Hydrocephalus is a condition involving the abnormal accumulation of cerebrospinal fluid in and around the brain.
The brain and spinal cord are collectively known as the central nervous system (CNS). A fluid called cerebrospinal fluid (CSF) surrounds the CNS. The CSF protects and nourishes the brain. The ventricles are a series of chambers inside the brain that contain and help circulate CSF. Normally, the CSF flows through the ventricles in the brain and is then reabsorbed into the bloodstream through the membranes that line the skull and spinal canal.
Hydrocephalus may be classified as obstructive or nonobstructive. Obstructive hydrocephalus occurs when the circulation of CSF in the brain is blocked. Nonobstructive hydrocephalus occurs when something interferes with the reabsorption of CSF into the bloodstream. As the CSF accumulates, the ventricles enlarge. They press on the soft tissue of the brain and cause the symptoms of hydrocephalus.
Symptoms of hydrocephalus vary, depending on the age of the child and the rate of fluid accumulation. Hydrocephalus in an unborn child can increase a baby's head size to the point where a C-section is necessary.
If hydrocephalus occurs in the first 1 or 2 years of life, the infant's head will enlarge more rapidly than normal. The fontanels (the soft spots on top of the head) will bulge and feel tense. Scalp veins will be dilated. The eyes may look downward. The infant may have stiffness in the arms and legs due to muscle spasms.
In the older child, the symptoms of hydrocephalus may not be as obvious.

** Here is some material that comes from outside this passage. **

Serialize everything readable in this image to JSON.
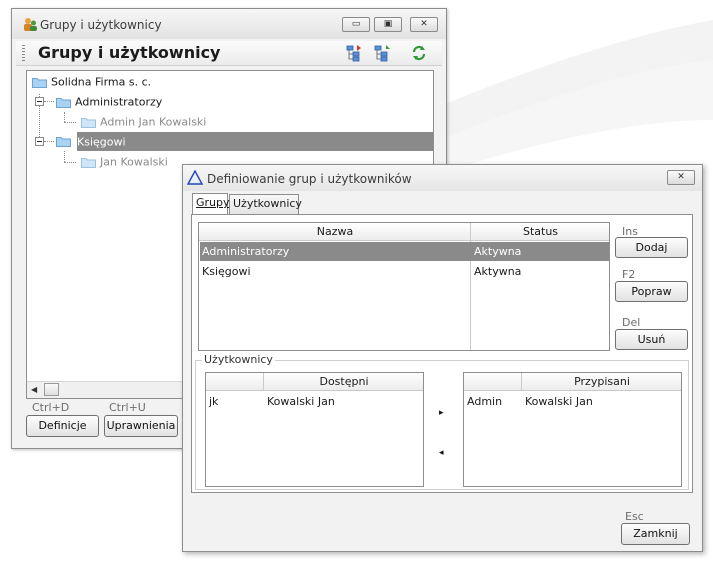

Because the bones of the skull have fused together, the head does not enlarge. The child may be have the following symptoms: drowsinessfatigueheadacheirritabilityloss of appetiteproblems with balance, coordination, and walkingurinary incontinencevomiting
A slowly worsening form of hydrocephalus may cause the following symptoms in a child: changes in personality and thinking abilitiesa gradual decline in school performancememory lossslow development

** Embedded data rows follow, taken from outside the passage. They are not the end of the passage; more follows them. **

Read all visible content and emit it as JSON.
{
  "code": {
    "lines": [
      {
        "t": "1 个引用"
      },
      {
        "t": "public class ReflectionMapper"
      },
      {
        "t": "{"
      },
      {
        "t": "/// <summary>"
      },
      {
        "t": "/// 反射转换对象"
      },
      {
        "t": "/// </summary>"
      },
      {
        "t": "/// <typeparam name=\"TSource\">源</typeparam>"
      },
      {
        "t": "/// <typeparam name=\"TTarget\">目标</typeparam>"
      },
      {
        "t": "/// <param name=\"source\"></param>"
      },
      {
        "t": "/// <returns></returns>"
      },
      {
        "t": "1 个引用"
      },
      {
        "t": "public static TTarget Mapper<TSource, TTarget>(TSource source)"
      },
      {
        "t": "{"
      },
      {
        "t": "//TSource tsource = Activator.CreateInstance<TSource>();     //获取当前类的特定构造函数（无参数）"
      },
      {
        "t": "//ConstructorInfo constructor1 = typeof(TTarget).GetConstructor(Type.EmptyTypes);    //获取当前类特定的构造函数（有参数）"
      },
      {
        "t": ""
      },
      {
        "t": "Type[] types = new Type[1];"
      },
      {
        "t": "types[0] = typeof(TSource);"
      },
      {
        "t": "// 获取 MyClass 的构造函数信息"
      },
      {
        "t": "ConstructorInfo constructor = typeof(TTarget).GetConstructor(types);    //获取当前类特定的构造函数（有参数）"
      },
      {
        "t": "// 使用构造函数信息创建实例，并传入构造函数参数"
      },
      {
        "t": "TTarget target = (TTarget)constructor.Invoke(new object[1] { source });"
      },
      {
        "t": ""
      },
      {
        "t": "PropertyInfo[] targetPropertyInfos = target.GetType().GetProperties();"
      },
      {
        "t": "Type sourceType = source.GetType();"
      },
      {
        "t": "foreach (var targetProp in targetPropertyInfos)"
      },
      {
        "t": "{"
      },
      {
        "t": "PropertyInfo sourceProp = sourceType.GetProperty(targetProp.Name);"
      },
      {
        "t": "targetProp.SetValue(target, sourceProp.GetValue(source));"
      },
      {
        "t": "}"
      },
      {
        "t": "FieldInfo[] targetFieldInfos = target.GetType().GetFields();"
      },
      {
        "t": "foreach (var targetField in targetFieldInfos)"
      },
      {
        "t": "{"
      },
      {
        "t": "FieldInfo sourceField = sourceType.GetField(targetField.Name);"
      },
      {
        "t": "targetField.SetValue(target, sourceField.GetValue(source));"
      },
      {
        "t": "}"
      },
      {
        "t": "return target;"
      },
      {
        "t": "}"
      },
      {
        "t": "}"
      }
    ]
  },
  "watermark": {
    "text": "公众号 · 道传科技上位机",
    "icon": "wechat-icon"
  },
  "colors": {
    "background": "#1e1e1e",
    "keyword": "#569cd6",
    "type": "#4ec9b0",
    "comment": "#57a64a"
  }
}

Obstructive hydrocephalus can be caused by: bleeding inside the braincysts, which are fluid-filled massesan inherited abnormality of the brain present at birthmeningitis, an infection of the membranes surrounding the brainmeningomyelocele, a severe form of spina bifida in which the spinal cord protrudes outside the bodytumors that block the flow of CSF within the brainviral infections in the brain of a fetus, which may be caused by a TORCH infection in the mother
Nonobstructive hydrocephalus can be caused by: bleeding over the surface of the brain, which can clog the membranes that reabsorb CSFleukemia, a type of blood cancermeningitis

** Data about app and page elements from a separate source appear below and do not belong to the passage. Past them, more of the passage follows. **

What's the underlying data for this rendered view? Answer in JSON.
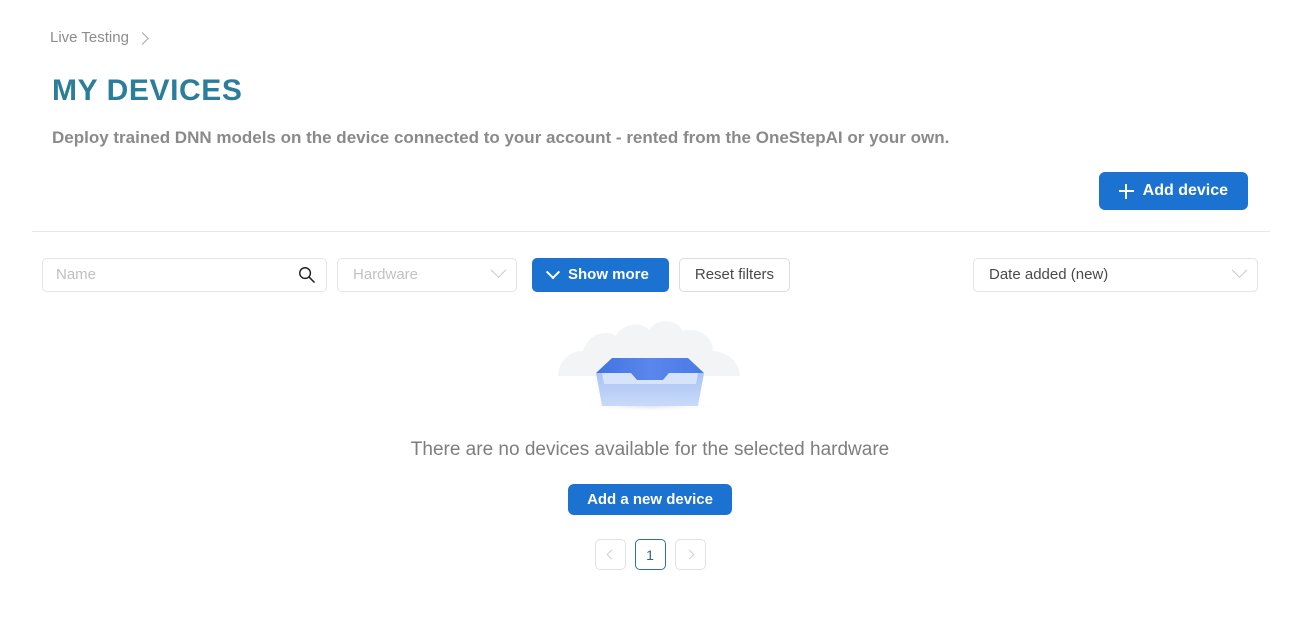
{
  "breadcrumb": {
    "items": [
      "Live Testing"
    ],
    "separator_icon": "chevron-right-icon"
  },
  "header": {
    "title": "MY DEVICES",
    "subtitle": "Deploy trained DNN models on the device connected to your account - rented from the OneStepAI or your own.",
    "title_color": "#2b7d99",
    "subtitle_color": "#8a8a8a"
  },
  "actions": {
    "add_device_label": "Add device",
    "add_device_icon": "plus-icon",
    "primary_color": "#1b72d1"
  },
  "filters": {
    "search": {
      "placeholder": "Name",
      "value": "",
      "icon": "search-icon"
    },
    "hardware": {
      "label": "Hardware",
      "value": "",
      "icon": "chevron-down-icon"
    },
    "show_more_label": "Show more",
    "show_more_icon": "chevron-down-icon",
    "reset_label": "Reset filters",
    "sort": {
      "value": "Date added (new)",
      "icon": "chevron-down-icon"
    }
  },
  "empty_state": {
    "illustration": "empty-inbox-tray-illustration",
    "message": "There are no devices available for the selected hardware",
    "button_label": "Add a new device"
  },
  "pagination": {
    "prev_icon": "chevron-left-icon",
    "next_icon": "chevron-right-icon",
    "pages": [
      "1"
    ],
    "current": "1",
    "prev_enabled": false,
    "next_enabled": false
  }
}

Premature infants are at increased risk for developing this condition. This is because premature babies are more likely to develop bleeding inside or around the brain. The blood can block the membranes that reabsorb CSF, causing hydrocephalus. This risk increases with the degree of prematurity.
Intensive care of premature infants may help prevent some cases due to bleeding in the brain. Women who are or are planning to become pregnant are advised to take folic acid supplements to reduce the child's risk of developing spina bifida. Women who may become pregnant are also advised to make sure their routine vaccinations are up to date. This can help prevent certain TORCH infections of the unborn child during pregnancy.
Diagnosis of hydrocephalus begins with a medical history and physical exam. The healthcare professional may order tests, including: cranial CT scancranial MRImeasurement of intracranial pressure (the pressure inside the head)pregnancy ultrasound
Children with hydrocephalus may have permanent brain damage. IQ is generally lower than average. Behavior, memory, and learning problems may occur. Vision problems such as crossed eyes and poor eyesight are common.
Hydrocephalus is not contagious and poses no risk to others. If it is caused by an infection, such as meningitis, the infection may be contagious.
If a tumor or cyst is causing the obstruction, surgery to remove it may cure this condition. A ventriculoperitoneal shunt can be inserted to go around a blockage. This allows CSF to flow freely, relieving the pressure inside the brain. Shunts are usually made of special plastic materials.
One end of the shunt is inserted into one of the ventricles in the brain through a hole drilled into the skull. The other end of the shunt is tunneled under the skin. It is usually threaded down into the heart or abdomen. The shunts have a one-way valve that only allows fluid to flow away from the brain. Some shunts have a chamber placed under the scalp that allows the shunt to be pumped. Occasionally, shunt tubing needs to be replaced with longer tubing as the child grows.
Any surgery can be complicated by bleeding or reactions to anesthesia. The major complication of shunts, however, is infection. Over time, shunts can become blocked and may need to be replaced.
Management of hydrocephalus is a complicated process, requiring the input of a number of specialists. The child may have behavioral or learning problems that require special education and treatment.
Children with hydrocephalus need ongoing, long-term monitoring. The child's physical and mental development, learning ability, vision, and behavior will be closely watched. Any new or worsening symptoms should be reported to the healthcare professional.